An improved formula for a gasoline additive has been developed by researchers from KAUST and oil company Saudi Aramco. The new mixture of butanol additives reduces engine knocking, a major obstacle to improved engine performance1.
In spark ignition engines, a gasoline–air mixture is ignited with a spark plug, and the energy of the burning fuel is used to drive the motor. Engine knock, which is caused by fuel igniting at the wrong moment, leads to an uneven running of the motor and a reduced performance in advanced engine types.
“Engine knock is a limiting factor particularly when it comes to increasing the efficiency of engines through downsizing or turbocharging,” said Aamir Farooq from KAUST’s Clean Combustion Research Center.
Knocking can be reduced by introducing additives to the gasoline, which suppress disruptive ignition events. However, many existing additives are hazardous. They typically dissolve in water, which can harm the environmental and, if there is a gasoline leak, may threaten human health.
Ethanol is an environmentally-friendly replacement additive obtained from biological materials, and it is widely used as a biofuel. Ethanol does, however, mix with water, hampering the possibility to transport gasoline through pipelines over longer distances.
Butanol compounds are good alternatives as they have a similar chemical structure to ethanol, but they have more carbon atoms per molecule and boast a higher energy density per molecule. Another advantage is that they mix less with water, making the transport through oil pipelines more feasible.

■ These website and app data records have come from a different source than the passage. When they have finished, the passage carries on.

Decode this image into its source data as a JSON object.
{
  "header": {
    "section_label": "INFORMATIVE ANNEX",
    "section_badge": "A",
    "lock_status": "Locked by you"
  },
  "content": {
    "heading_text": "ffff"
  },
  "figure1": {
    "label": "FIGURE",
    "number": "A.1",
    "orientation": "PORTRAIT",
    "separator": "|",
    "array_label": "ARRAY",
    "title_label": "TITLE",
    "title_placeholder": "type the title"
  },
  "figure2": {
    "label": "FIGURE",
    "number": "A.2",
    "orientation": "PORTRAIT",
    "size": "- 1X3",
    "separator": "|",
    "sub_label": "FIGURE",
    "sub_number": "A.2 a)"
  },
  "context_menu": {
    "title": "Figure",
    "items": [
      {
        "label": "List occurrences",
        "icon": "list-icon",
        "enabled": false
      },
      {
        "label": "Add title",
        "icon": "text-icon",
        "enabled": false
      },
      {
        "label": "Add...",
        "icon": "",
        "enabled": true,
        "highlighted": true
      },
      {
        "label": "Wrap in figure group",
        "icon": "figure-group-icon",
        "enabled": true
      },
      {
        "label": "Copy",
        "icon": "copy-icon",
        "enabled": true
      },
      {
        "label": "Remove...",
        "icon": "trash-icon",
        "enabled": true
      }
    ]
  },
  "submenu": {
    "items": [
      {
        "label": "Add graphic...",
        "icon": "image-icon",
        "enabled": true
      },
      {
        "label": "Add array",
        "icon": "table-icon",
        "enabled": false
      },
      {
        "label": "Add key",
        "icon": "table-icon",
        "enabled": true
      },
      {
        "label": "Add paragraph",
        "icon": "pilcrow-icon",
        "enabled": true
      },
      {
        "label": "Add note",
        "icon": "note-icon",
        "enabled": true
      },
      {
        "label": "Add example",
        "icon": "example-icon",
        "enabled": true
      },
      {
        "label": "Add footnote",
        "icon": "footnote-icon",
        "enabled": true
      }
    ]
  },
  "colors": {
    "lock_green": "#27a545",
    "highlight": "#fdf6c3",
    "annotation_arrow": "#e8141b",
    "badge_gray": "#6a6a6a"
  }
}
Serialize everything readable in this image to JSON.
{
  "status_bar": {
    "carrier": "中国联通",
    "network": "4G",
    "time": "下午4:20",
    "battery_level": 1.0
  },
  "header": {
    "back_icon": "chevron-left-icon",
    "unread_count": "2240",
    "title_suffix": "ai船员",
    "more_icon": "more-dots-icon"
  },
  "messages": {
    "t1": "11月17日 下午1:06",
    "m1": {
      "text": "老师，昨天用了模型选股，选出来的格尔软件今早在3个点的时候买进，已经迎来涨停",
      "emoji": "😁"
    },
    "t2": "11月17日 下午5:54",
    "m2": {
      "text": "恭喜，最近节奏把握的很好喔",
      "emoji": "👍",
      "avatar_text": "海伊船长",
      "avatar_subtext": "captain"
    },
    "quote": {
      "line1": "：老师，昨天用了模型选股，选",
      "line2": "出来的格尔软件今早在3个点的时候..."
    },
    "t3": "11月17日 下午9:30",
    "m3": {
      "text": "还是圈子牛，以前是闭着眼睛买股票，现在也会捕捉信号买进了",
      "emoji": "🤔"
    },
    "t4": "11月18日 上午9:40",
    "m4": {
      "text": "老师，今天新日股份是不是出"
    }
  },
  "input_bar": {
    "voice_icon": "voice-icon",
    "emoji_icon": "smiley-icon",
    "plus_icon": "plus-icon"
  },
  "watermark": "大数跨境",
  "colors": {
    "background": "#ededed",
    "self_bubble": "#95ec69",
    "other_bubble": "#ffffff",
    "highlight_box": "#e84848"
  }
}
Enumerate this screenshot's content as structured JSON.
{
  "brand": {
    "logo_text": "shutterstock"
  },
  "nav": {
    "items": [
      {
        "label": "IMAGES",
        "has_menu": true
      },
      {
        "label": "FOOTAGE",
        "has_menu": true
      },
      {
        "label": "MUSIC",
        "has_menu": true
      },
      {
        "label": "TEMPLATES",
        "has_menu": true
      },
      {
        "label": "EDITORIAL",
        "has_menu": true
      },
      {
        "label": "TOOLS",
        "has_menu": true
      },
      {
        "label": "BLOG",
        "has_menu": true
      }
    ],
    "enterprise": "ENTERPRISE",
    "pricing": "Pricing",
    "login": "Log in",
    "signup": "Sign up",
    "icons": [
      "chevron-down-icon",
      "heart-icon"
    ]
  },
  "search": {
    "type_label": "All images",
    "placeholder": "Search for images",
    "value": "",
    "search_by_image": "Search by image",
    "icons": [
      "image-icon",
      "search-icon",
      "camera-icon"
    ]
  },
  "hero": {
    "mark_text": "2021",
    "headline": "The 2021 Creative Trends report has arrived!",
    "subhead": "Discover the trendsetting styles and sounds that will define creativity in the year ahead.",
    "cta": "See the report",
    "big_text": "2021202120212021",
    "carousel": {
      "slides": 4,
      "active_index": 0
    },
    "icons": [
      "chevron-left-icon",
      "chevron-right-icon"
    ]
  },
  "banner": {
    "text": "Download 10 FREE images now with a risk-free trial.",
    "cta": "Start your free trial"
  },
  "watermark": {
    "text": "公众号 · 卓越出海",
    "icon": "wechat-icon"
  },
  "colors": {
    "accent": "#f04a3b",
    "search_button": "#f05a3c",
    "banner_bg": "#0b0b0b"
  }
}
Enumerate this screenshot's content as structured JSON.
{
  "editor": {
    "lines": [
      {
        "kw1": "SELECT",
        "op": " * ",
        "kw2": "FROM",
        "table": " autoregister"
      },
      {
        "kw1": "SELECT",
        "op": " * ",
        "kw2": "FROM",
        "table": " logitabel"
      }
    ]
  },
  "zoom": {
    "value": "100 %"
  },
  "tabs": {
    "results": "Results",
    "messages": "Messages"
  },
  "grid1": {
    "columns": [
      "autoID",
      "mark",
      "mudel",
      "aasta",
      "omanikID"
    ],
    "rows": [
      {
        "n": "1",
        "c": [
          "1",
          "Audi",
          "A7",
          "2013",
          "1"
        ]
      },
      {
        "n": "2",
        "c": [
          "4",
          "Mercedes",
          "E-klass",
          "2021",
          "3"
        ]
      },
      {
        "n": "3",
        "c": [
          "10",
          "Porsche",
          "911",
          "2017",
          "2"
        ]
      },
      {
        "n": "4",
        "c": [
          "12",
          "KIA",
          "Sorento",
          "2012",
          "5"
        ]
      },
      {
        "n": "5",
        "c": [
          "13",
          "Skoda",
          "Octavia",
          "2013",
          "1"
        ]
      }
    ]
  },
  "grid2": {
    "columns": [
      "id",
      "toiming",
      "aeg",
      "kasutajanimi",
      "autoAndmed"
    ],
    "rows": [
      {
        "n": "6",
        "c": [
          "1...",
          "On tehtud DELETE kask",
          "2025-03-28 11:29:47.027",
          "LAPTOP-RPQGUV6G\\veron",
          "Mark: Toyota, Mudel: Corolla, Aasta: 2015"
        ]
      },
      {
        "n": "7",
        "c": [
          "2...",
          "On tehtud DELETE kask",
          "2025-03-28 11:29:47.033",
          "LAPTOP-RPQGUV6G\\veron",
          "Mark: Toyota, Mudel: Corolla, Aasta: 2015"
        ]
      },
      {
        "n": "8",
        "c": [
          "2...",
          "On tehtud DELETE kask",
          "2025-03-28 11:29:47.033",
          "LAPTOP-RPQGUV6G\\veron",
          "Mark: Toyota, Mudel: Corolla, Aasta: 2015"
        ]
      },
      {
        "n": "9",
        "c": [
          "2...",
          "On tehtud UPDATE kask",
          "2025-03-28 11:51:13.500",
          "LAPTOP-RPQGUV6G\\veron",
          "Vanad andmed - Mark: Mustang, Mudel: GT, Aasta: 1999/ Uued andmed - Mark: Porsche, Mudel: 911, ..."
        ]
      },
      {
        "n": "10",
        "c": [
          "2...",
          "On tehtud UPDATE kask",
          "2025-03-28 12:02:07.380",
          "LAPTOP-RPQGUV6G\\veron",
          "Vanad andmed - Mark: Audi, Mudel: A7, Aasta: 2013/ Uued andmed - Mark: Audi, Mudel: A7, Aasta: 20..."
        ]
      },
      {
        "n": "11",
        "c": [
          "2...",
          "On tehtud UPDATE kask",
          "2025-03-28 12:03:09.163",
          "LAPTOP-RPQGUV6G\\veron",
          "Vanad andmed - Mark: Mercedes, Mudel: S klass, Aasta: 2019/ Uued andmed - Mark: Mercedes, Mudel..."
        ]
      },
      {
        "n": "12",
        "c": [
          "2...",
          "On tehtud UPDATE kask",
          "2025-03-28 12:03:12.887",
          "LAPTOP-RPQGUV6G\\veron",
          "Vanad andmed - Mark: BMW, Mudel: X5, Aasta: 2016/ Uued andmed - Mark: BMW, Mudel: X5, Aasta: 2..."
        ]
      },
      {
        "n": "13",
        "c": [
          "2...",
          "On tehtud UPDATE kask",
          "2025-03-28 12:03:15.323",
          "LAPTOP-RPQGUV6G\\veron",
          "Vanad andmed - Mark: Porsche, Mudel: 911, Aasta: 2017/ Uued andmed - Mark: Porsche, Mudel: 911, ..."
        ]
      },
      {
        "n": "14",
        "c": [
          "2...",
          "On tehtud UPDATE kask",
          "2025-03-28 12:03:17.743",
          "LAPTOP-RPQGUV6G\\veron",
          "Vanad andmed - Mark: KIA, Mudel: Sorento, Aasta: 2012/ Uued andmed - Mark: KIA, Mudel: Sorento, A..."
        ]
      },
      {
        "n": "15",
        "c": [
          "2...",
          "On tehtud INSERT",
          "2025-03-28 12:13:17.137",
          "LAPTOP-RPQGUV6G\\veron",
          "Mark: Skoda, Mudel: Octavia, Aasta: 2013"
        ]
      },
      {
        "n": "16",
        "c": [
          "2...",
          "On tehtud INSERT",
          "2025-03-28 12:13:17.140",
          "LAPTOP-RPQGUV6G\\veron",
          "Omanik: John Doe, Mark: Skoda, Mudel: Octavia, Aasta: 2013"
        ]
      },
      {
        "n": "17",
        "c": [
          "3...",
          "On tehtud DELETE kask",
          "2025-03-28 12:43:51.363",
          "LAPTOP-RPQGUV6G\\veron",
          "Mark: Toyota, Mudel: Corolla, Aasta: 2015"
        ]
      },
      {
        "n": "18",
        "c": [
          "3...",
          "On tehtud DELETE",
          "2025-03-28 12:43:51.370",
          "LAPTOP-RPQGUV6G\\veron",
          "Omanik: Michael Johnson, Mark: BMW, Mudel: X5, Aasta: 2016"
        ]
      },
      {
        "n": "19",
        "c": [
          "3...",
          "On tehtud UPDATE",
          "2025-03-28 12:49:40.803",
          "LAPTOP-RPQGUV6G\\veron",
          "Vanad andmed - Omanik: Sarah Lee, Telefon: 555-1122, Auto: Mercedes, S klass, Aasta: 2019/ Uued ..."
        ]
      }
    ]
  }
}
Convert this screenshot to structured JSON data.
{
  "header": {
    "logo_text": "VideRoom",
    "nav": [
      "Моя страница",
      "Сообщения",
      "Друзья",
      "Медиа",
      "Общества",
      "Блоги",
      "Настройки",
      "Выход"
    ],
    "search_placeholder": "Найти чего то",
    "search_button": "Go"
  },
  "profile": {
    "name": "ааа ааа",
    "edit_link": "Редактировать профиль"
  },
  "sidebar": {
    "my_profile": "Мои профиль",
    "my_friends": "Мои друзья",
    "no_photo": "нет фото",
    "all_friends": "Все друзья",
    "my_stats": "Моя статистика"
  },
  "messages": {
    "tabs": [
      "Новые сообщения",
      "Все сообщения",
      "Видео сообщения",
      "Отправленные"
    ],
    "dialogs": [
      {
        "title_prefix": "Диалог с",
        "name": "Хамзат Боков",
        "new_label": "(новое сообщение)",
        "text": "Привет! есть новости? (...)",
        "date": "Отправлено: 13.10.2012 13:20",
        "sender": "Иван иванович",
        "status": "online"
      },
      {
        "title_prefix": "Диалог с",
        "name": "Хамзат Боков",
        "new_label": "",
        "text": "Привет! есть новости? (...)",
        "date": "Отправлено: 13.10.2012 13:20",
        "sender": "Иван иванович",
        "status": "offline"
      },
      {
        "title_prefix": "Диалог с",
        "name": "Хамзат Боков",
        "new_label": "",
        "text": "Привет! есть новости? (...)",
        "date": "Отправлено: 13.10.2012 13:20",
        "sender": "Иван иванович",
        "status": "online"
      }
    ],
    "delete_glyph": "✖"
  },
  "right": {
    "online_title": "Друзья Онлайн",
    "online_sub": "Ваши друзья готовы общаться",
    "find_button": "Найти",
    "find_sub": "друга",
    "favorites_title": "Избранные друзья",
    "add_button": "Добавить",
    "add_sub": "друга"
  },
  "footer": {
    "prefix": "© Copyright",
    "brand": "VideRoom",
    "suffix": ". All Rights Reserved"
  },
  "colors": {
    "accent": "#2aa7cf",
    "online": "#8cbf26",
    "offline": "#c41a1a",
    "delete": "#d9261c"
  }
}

Instead of looking at the individual performance of known butanol additives, the researchers studied mixtures of butanol compounds. This allows for the optimization of their anti-knock properties. The experiments were supported by complementary simulations using a theoretical chemical kinetic model that describes the fuel ignition process and the performance at different temperatures and pressures.
The combined practical and theoretical results demonstrate that the butanol mixture improves the performance of gasoline engines at typical operating temperatures, assisted by the interaction of the additives with the primary fuel in the engine.
The findings show the practical viability, says Farooq, because “the mixed butanols we studied are products of well-established refining processes and hence their supply is reliable and continuous.”
Improved and more environmentally friendly gasoline mixtures might soon be a reality and would enable the development of higher-performing engines.